- OpenHaptics: Allows one to use haptic tracking devices such as the Phantom Omni, these provide force feedback, under the right models we can stop your hand from moving when touching something, or give slight resistance.
- Coming Soon: VRPN, Bluetooth, Arduino …
Read more about iMSTK’s device support here.
Controllers implement the controls of a device. We provide a couple of abstract base classes such as MouseControl, KeyboardControl, TrackingDeviceControl. As well as a few subclasses such as KeyboardSceneControl and MouseSceneControl which have some default behaviors such as stopping, starting, pausing a scene. But it’s heavily encouraged you to subclass your own. You may also use lambdas on the devices for fast prototyping.
Read more about controllers here.
Collision detection can be standalone in iMSTK but often finds it use through Interactions, later described in Scene. Put simply, its the act of computing “CollisionData” from two geometries. Most of the time these are “contacts” such as point normal contacts which give a point, a normal, and penetration depth. Often these are then later given to constraints to be added to a dynamical model.
Read more about iMSTK’s collision detection support here.
Collision handling implements how to consume collision data. For this reason it takes input CollisionData which is generally shared with CollisionDetection. iMSTK provides a number of handling methods, generally these call upon the functions of a DynamicalModel to immediately respond (explicit solve) or add something (such as a constraint) to later implicitly solve.
Read more about iMSTK’s collision handling support here.
A scene contains a flat collection of SceneObjects and can fully represent the virtual environment. These SceneObjects may be something like an OR table, a tissue, a leg, a light, or even non-visual objects. Additionally a scene contains a set of interactions via it’s InteractionGraph. A number of predefined InteractionPairs are available for iMSTK physics.
Read more about iMSTK scene here.
Geometries are great. But to fully leverage them you need to be able to import from other tools which are much better at creating them.
Read more about the geometry file types supported in iMSTK. Additionally about Scene and SceneObject importing here.
SimulationManager & Modules¶
Whilst scene’s define the virtual environment and how to update it. They don’t define how to drive it. You can certainly just call advance on the scene in a loop. That will get you decently far, but there’s a bit more too it than that.
Modules in iMSTK define something that can be init’d, update’d, and uninit’d and added to a ModuleDriver. In every iMSTK example you can simply add modules to our concrete ModuleDriver called the SimulationManager to run them. It defines a special way of updating them.
Read more about the SimulationManager in iMSTK with code samples here.

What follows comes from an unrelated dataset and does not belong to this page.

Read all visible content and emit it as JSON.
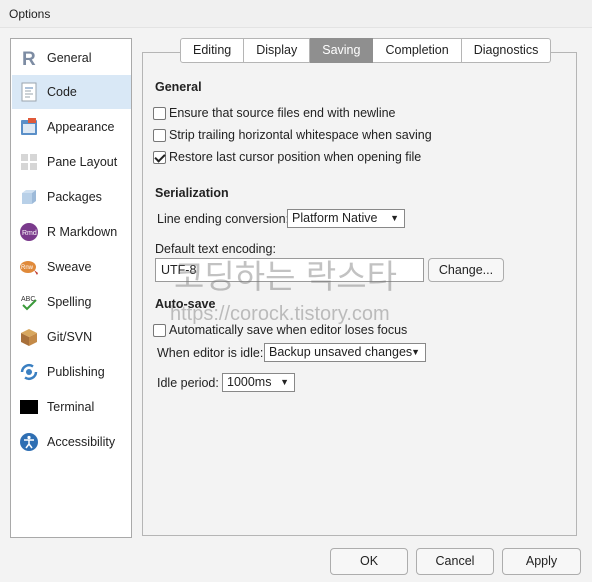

Rendering in iMSTK is done through delegation to support multiple backends. This means we setup delegate classes for each thing we want to render. And map what we want to render to what the backend allows us to render. Primarily we use VTK.
Read more about Rendering in iMSTK with code samples here.